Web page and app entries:
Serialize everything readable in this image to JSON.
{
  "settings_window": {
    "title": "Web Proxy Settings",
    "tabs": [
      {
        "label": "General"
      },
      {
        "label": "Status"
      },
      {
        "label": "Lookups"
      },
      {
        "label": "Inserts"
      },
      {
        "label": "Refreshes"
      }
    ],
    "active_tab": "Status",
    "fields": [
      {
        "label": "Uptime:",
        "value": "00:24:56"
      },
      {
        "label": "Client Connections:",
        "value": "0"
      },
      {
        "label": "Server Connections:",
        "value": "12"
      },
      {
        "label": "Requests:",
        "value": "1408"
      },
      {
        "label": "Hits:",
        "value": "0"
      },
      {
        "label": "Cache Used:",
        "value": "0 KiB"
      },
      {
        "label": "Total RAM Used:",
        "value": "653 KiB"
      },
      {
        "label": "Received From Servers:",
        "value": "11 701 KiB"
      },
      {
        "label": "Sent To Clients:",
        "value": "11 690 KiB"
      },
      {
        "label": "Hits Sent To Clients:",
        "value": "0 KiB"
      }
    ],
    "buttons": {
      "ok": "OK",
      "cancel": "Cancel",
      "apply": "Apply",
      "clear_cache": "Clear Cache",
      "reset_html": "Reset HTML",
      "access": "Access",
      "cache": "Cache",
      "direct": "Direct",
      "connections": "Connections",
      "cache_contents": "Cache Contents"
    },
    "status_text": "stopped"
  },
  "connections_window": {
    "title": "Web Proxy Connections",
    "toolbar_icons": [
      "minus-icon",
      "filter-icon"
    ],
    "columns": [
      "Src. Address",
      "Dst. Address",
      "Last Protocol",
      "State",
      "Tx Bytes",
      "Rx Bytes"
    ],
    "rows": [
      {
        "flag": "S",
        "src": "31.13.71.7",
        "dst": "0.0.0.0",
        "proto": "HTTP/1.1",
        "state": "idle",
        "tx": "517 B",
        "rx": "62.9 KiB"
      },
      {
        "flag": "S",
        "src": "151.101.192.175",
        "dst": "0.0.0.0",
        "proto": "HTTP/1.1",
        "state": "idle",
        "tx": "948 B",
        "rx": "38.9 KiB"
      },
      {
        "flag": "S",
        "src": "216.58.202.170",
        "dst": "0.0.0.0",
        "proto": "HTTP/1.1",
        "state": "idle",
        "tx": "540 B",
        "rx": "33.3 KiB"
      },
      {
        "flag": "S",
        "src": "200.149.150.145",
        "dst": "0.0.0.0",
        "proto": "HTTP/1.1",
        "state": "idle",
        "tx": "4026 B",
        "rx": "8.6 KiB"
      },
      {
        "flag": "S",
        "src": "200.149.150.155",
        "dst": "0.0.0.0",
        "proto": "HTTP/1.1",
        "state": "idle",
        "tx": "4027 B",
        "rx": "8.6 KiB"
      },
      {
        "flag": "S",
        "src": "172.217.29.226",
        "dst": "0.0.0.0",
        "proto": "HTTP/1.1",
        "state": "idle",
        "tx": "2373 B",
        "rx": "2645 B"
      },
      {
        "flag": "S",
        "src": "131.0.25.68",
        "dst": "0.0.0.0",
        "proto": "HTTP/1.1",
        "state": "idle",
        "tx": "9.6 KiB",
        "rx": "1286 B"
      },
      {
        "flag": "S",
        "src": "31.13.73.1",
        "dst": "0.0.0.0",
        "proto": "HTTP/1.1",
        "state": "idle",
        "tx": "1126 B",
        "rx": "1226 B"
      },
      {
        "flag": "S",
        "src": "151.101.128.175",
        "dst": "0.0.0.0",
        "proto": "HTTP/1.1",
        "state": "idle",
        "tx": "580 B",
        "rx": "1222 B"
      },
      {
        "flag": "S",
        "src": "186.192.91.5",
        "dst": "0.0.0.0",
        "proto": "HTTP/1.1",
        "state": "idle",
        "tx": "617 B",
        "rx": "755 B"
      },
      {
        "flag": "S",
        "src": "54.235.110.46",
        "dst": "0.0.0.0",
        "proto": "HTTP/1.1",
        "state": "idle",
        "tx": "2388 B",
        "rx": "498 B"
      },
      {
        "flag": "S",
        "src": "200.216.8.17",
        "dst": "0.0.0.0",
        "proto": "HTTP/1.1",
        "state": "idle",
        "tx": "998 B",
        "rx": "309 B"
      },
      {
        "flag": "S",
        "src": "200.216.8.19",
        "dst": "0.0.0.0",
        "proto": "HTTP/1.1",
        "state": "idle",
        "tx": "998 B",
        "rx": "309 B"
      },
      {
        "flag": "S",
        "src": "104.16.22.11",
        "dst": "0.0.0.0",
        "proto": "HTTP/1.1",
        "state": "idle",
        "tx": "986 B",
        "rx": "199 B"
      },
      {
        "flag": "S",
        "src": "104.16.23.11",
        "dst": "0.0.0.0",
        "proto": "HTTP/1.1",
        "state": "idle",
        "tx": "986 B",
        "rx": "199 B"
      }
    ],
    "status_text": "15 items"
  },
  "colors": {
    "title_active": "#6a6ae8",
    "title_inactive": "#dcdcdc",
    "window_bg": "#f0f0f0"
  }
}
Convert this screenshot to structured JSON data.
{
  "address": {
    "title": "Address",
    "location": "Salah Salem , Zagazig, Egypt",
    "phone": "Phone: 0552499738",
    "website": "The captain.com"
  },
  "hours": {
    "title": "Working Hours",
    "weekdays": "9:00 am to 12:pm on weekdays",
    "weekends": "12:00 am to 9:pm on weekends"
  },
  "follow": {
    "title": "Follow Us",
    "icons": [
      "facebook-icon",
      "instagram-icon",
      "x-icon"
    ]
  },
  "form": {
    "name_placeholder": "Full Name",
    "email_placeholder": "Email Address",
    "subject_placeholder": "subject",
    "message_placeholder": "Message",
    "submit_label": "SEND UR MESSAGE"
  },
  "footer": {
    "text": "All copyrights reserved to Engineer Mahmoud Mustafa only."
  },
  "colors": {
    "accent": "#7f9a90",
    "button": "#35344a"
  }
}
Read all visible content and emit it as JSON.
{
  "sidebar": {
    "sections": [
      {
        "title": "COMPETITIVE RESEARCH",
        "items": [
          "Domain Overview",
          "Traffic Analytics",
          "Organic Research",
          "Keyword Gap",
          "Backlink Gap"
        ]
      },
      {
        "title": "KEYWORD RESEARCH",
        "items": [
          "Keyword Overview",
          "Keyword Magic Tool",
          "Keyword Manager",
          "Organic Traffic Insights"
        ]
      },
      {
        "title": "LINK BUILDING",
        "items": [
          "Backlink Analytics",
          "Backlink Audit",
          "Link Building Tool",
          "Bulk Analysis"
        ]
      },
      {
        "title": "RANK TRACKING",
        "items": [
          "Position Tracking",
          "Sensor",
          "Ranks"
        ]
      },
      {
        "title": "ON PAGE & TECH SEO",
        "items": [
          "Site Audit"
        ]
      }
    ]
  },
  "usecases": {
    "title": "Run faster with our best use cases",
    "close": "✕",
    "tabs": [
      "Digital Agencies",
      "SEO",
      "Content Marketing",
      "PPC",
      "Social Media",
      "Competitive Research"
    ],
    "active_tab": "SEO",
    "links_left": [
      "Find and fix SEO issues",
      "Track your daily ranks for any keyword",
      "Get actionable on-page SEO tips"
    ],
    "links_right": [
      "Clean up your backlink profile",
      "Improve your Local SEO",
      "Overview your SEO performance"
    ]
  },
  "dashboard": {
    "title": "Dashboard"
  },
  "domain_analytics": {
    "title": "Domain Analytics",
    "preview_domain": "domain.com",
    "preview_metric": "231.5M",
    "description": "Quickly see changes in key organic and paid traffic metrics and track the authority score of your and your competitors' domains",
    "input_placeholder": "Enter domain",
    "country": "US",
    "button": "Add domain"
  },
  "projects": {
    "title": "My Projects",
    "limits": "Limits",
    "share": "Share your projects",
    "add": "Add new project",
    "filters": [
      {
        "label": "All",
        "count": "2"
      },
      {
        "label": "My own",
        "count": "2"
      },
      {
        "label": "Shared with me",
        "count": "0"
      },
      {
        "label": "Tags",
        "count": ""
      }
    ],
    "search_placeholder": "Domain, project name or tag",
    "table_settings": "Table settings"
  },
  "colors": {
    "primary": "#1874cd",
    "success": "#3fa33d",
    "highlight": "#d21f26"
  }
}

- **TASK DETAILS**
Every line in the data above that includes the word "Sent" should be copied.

- **ANSWER AREA**
        "label": "Sent To Clients:",
        "label": "Hits Sent To Clients:",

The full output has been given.